| Task details |
In these records, how many lines contain "http"? Please reply with the number only.

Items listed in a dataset
────────────────────

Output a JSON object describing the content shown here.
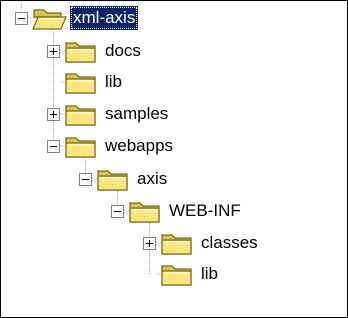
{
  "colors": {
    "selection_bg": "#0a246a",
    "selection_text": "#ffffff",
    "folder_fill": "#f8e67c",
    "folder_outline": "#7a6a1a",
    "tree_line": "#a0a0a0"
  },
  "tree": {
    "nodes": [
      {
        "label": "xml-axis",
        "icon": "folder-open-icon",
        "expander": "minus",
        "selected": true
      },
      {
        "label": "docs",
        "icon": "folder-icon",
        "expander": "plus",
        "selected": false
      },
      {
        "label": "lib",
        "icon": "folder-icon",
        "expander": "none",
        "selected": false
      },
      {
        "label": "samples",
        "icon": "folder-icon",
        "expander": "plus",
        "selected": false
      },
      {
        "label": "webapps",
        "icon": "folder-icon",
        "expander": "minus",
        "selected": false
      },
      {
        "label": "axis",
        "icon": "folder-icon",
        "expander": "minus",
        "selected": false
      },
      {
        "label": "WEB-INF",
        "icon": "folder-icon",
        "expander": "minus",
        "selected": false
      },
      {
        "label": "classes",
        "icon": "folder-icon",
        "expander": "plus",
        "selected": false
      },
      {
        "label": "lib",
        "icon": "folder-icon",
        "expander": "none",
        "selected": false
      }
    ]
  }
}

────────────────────

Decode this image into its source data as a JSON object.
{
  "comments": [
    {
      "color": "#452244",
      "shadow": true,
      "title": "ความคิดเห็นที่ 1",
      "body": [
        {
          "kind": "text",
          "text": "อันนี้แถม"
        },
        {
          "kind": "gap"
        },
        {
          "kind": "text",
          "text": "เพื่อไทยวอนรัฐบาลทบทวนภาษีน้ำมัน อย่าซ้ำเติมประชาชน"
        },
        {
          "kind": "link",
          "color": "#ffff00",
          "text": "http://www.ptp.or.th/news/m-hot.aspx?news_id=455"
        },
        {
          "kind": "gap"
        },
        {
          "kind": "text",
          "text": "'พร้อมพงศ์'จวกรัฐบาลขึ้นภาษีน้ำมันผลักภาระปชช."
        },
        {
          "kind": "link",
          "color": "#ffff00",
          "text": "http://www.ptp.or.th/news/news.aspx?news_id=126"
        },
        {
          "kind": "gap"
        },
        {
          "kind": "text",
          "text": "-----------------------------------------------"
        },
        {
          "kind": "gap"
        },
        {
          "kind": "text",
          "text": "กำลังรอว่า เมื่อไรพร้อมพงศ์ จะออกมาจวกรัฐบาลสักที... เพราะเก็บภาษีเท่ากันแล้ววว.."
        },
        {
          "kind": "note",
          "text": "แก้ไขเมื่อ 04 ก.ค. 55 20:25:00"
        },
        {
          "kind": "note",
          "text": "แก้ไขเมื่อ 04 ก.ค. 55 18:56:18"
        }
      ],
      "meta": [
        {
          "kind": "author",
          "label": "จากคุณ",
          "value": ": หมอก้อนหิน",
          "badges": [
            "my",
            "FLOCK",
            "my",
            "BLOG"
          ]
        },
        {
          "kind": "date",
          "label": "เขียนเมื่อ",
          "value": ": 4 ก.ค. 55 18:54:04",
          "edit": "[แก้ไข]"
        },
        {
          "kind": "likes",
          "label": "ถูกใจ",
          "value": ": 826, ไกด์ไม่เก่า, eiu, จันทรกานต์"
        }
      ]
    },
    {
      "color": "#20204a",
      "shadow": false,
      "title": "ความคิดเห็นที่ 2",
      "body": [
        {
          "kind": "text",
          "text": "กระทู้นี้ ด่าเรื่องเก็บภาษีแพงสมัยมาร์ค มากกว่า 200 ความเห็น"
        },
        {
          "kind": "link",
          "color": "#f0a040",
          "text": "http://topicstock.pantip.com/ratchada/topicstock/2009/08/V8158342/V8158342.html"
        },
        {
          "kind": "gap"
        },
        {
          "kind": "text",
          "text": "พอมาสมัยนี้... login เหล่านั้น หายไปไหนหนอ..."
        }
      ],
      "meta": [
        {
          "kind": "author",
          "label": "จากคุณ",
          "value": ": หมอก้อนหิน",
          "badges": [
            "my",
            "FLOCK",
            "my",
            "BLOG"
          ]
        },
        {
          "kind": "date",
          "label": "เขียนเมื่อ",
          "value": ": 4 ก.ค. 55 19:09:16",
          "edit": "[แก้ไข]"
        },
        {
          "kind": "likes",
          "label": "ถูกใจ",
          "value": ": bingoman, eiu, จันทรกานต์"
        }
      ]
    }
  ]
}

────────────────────

| Expected answer |
3